Jaffe, who likes to approach every essay with a positive attitude, says that in her twenty-odd years of reading application essays, she’s seen plenty that annoy her right from the first sentence. One phenomenon in essay writing is the so-called victim syndrome. Jaffe has noticed a recent rash of essays that discuss personal trials in a manner that seems to say, “Oh, poor me, you need to admit me because this has happened to me in my life.” In her view, “They’re just coming off as whining.” Not all essays that deal with adversity read like sentimental made-for-TV movies, however; Jaffe has seen some that leave a positive impression. If you’re considering a topic that falls into this category, make sure that you’re writing about the topic because it’s fundamental to who you are and what you want to do with your life and not because you’re vying for the sympathy vote. Also, make sure that you have something more to say about the topic than how hard it’s made your life. The following thesis statements both deal with divorce and its effect on the writer, but notice the difference between the two:

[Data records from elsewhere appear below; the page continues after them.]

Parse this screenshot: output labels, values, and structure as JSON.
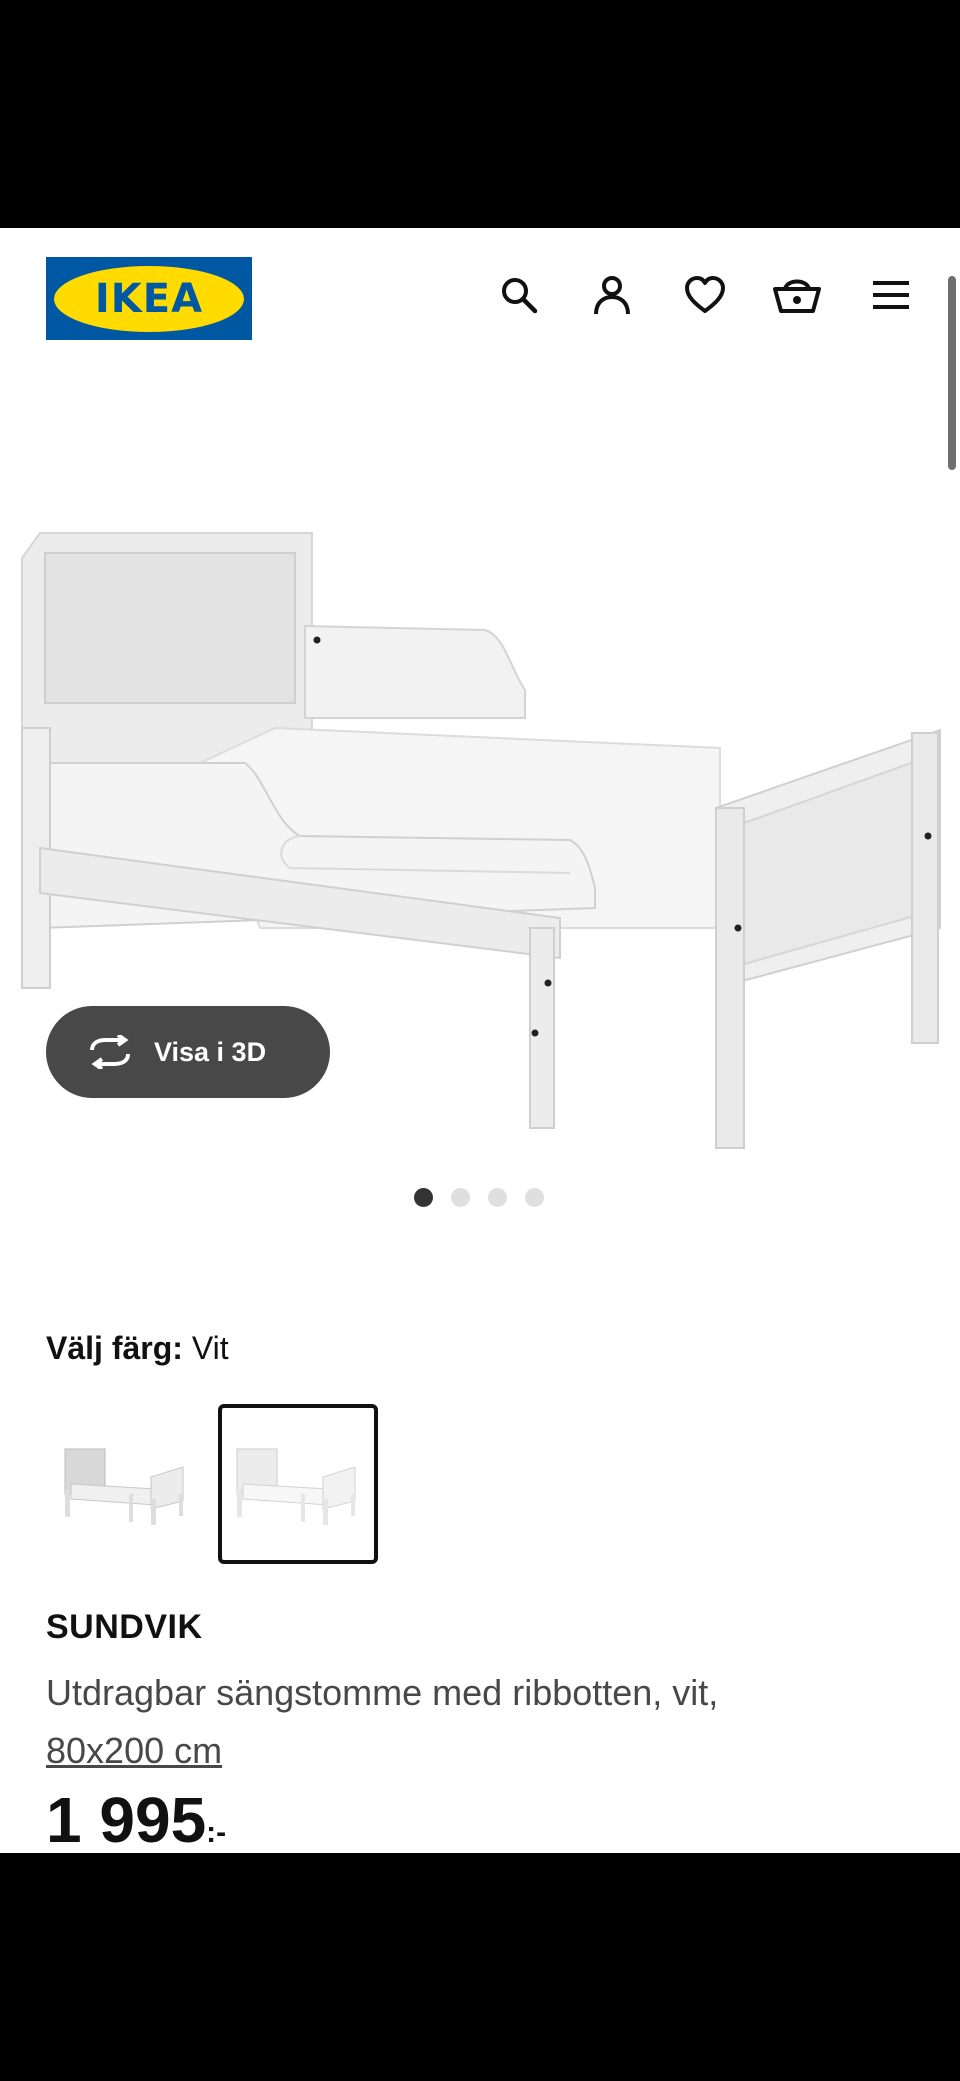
{
  "header": {
    "logo_text": "IKEA",
    "icons": [
      "search-icon",
      "user-icon",
      "heart-icon",
      "basket-icon",
      "menu-icon"
    ],
    "brand_blue": "#0058a3",
    "brand_yellow": "#ffdb00"
  },
  "hero": {
    "view_3d_label": "Visa i 3D",
    "carousel": {
      "count": 4,
      "active": 1
    }
  },
  "color": {
    "label": "Välj färg:",
    "value": "Vit",
    "swatches": [
      {
        "name": "grey-variant",
        "selected": false
      },
      {
        "name": "white-variant",
        "selected": true
      }
    ]
  },
  "product": {
    "name": "SUNDVIK",
    "description": "Utdragbar sängstomme med ribbotten, vit,",
    "size_link": "80x200 cm",
    "price_integer": "1 995",
    "price_suffix": ":-"
  }
}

  • Ever since my parents’ divorce, my mother has become overprotective and treats me like a child.
  • Ever since my parents’ divorce, both my mother and I have had to cope with a lot of strong emotions, and I’ve realized the importance of having a supportive extended family, which is why I want to major in social work.

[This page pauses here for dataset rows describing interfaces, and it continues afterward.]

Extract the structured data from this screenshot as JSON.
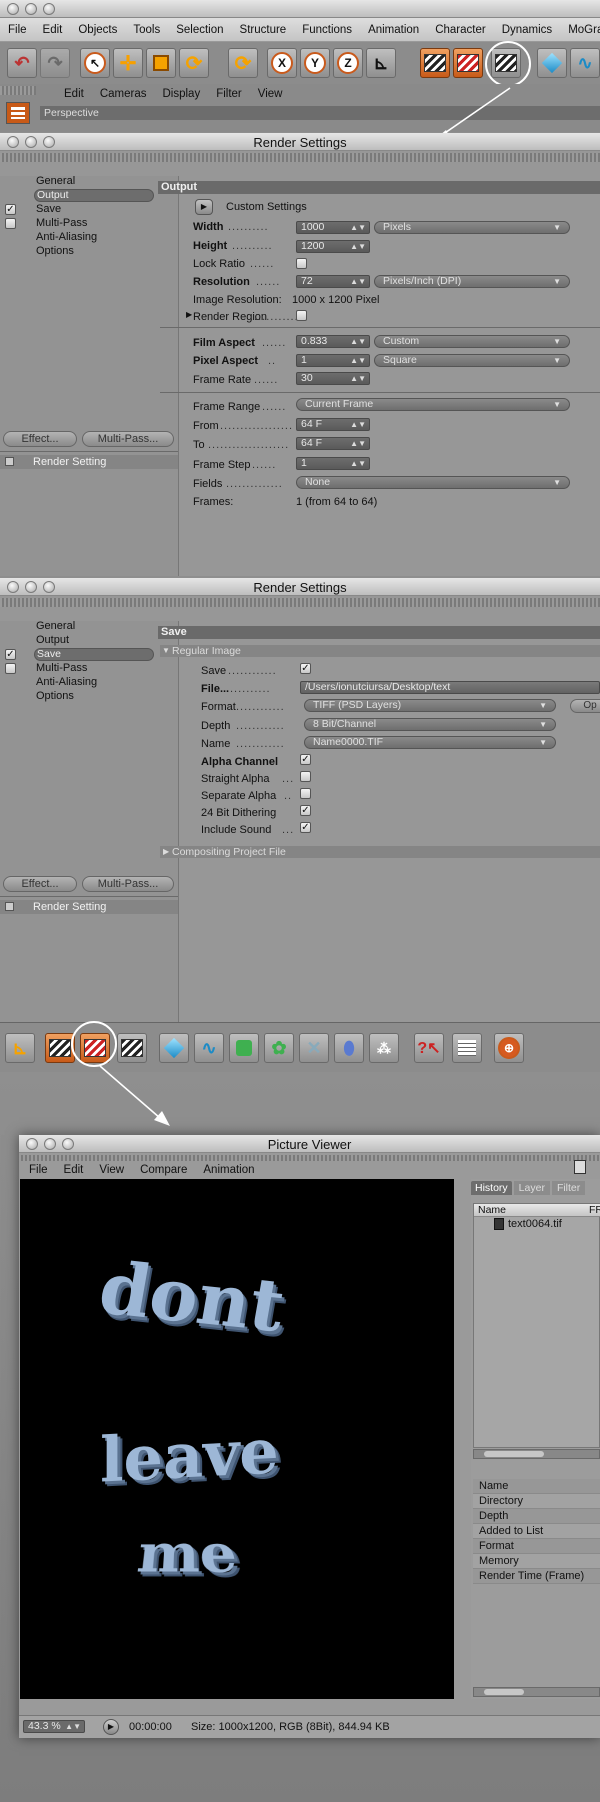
{
  "main_menu": [
    "File",
    "Edit",
    "Objects",
    "Tools",
    "Selection",
    "Structure",
    "Functions",
    "Animation",
    "Character",
    "Dynamics",
    "MoGra"
  ],
  "viewport": {
    "menu": [
      "Edit",
      "Cameras",
      "Display",
      "Filter",
      "View"
    ],
    "label": "Perspective"
  },
  "rs1": {
    "title": "Render Settings",
    "sidebar": [
      "General",
      "Output",
      "Save",
      "Multi-Pass",
      "Anti-Aliasing",
      "Options"
    ],
    "effect_btn": "Effect...",
    "multipass_btn": "Multi-Pass...",
    "render_setting": "Render Setting",
    "section": "Output",
    "custom_settings": "Custom Settings",
    "rows": {
      "width": {
        "label": "Width",
        "value": "1000",
        "unit": "Pixels"
      },
      "height": {
        "label": "Height",
        "value": "1200"
      },
      "lock_ratio": {
        "label": "Lock Ratio"
      },
      "resolution": {
        "label": "Resolution",
        "value": "72",
        "unit": "Pixels/Inch (DPI)"
      },
      "image_resolution": {
        "label": "Image Resolution:",
        "value": "1000 x 1200 Pixel"
      },
      "render_region": {
        "label": "Render Region"
      },
      "film_aspect": {
        "label": "Film Aspect",
        "value": "0.833",
        "preset": "Custom"
      },
      "pixel_aspect": {
        "label": "Pixel Aspect",
        "value": "1",
        "preset": "Square"
      },
      "frame_rate": {
        "label": "Frame Rate",
        "value": "30"
      },
      "frame_range": {
        "label": "Frame Range",
        "value": "Current Frame"
      },
      "from": {
        "label": "From",
        "value": "64 F"
      },
      "to": {
        "label": "To",
        "value": "64 F"
      },
      "frame_step": {
        "label": "Frame Step",
        "value": "1"
      },
      "fields": {
        "label": "Fields",
        "value": "None"
      },
      "frames": {
        "label": "Frames:",
        "value": "1 (from 64 to 64)"
      }
    }
  },
  "rs2": {
    "title": "Render Settings",
    "sidebar": [
      "General",
      "Output",
      "Save",
      "Multi-Pass",
      "Anti-Aliasing",
      "Options"
    ],
    "effect_btn": "Effect...",
    "multipass_btn": "Multi-Pass...",
    "render_setting": "Render Setting",
    "section": "Save",
    "sub": "Regular Image",
    "save": "Save",
    "file": "File...",
    "file_path": "/Users/ionutciursa/Desktop/text",
    "format": "Format",
    "format_value": "TIFF (PSD Layers)",
    "opt_btn": "Op",
    "depth": "Depth",
    "depth_value": "8 Bit/Channel",
    "name": "Name",
    "name_value": "Name0000.TIF",
    "alpha_channel": "Alpha Channel",
    "straight_alpha": "Straight Alpha",
    "separate_alpha": "Separate Alpha",
    "dithering": "24 Bit Dithering",
    "include_sound": "Include Sound",
    "compositing": "Compositing Project File"
  },
  "pv": {
    "title": "Picture Viewer",
    "menu": [
      "File",
      "Edit",
      "View",
      "Compare",
      "Animation"
    ],
    "words": [
      "dont",
      "leave",
      "me"
    ],
    "tabs": [
      "History",
      "Layer",
      "Filter"
    ],
    "col_name": "Name",
    "col_fr": "FR",
    "file": "text0064.tif",
    "info": [
      "Name",
      "Directory",
      "Depth",
      "Added to List",
      "Format",
      "Memory",
      "Render Time (Frame)"
    ],
    "zoom": "43.3 %",
    "time": "00:00:00",
    "size": "Size: 1000x1200, RGB (8Bit), 844.94 KB"
  }
}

The first statement promises an essay that does little more than show how exasperating the applicant’s mother has become and runs the risk of making the writer seem a bit self-absorbed and uncharitable. The second, on the other hand, promises to put the student’s experience with divorce in an appropriate context, showing what she’s learned from it and what it has to do with her long-term goals.

If your topic is too catastrophic, you need to be careful not to let it overshadow you. To write a successful personal statement, you should approach difficult circumstances or infamous events thoughtfully, using them to showcase your observations and ideas. Those that strike the right balance can leave a powerful impression. Doughty at Carnegie Mellon remembers one essay that dealt with the church burnings in the United States that received wide coverage in the media in the mid-1990s. The applicant wrote about her experiences rebuilding her church. Doughty was impressed because “she put herself into it, and she talked about not just how it affected her but others, [and] how much the community came together and bonded.” Besides remembering the tragic elements of this woman’s story, he remembers the idea embodied in her essay: that the congregation was “really angry at the people who did it, but they used their anger, transformed it into a dedication to rebuild and restart.” The writer was able to use her experiences to illustrate a complex thought in an engaging manner.